Nasty takedowns are only a piece of what makes Rousey's clinch game so dangerous. She's also an accomplished inside striker, blending punches, elbows and knees into a seamless whole that both does tremendous damage and sets up her takedowns.

She's particularly dangerous against the fence, where she can use head pressure to pin her opponent in place, and she's so strong that she can control her opponent with just one collar tie while landing shots. When Rousey exits, she usually has a strike waiting for her opponent.

As soon as the fight hits the floor, Rousey starts looking for her trademark armbar. She has a variety of setups for her favorite submission, ranging from basic chains in the guard to lightning-fast entries in transitions and scrambles. She can finish it belly-down, from her back or even, as we saw against Cat Zingano, with a creative combination of her legs and armpit.

Rousey can find the armbar from anywhere.
Rousey can find the armbar from anywhere.Jeff Bottari/Zuffa LLC/Getty Images


If that weren't enough, Rousey is also a devastating ground striker when she puts her mind to it, showing off strong posture and heavy hands.

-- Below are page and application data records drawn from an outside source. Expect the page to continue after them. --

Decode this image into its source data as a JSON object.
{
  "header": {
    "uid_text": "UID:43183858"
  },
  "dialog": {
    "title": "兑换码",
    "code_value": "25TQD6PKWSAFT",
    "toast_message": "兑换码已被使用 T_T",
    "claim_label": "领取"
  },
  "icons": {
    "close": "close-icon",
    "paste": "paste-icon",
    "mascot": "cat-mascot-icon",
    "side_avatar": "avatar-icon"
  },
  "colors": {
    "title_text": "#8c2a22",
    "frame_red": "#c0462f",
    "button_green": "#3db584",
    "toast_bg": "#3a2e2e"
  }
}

That's the good side of Rousey's game, but as Holm made clear, there are also some serious downsides that perhaps we all should have caught earlier.

First, Rousey doesn't like getting hit. She doesn't cringe away after eating a shot, though, unlike some other damage-averse fighters. Instead, taking a punch seems to enrage her, as if she has to prove to herself that she's tough enough to keep coming. Unfortunately, getting hit seems to rob her of her judgment and her ability to stick to a plan.

Rousey isn't hard to hit.
Rousey isn't hard to hit.Josh Hedges/Zuffa LLC/Getty Images


That first flaw leads directly into her second. Despite her aggression and love of forward movement, Rousey isn't a skilled pressure fighter; her footwork is decent at best, and she's not good at using strikes to cut off her opponent's lateral movement. When she gets hit, she tends to ditch the few pressure tools she has in favor of maddened bull-rushing. 

Finally, Rousey is a bad defensive fighter. Her aggression means she's practically always there to be hit, she never moves her head and she makes only limited use of parries and blocks. Especially after she eats a shot or two, she enters only on straight lines, so it doesn't take a genius to find her chin and plant a punch or kick on it. Surprisingly, she's not a strong defensive wrestler, either.


Betting Odds

Rousey -140, Nunes +120



This is a fascinating matchup, and more than anything it hinges on questions about Rousey's psychological state and how much she has been able to improve in the last year.


If Rousey shows up looking like the same fighter who seemed lost against the basic stick-and-move game plan Holm employed, Nunes is going to knock her block off. Holm is a relatively light puncher, and she still busted up Rousey's face and put her off her game. Nunes is a real one-punch knockout artist, and she wouldn't need all 38 strikes (per Fightmetric) that Holm landed before the head-kick finish last year.

With that said, Rousey still has paths to victory. Nunes is aggressive herself and has a bad habit of gassing, so it's easy to see her selling out for a finish early after rocking Rousey, getting tired and then conceding an easy takedown and armbar to a bloodied Rousey.

That's less likely than Rousey charging in, Nunes blasting her with counters and eventually catching her with a knockout shot. Nunes knocks Rousey out late in the first round.


Odds courtesy of OddsShark.

Patrick Wyman is the Senior MMA Analyst for Bleacher Report and the co-host of the Heavy Hands Podcast, your source for the finer points of face-punching. For the history enthusiasts out there, he also hosts The Fall of Rome Podcast on the end of the Roman Empire. He can be found on Twitter and on Facebook.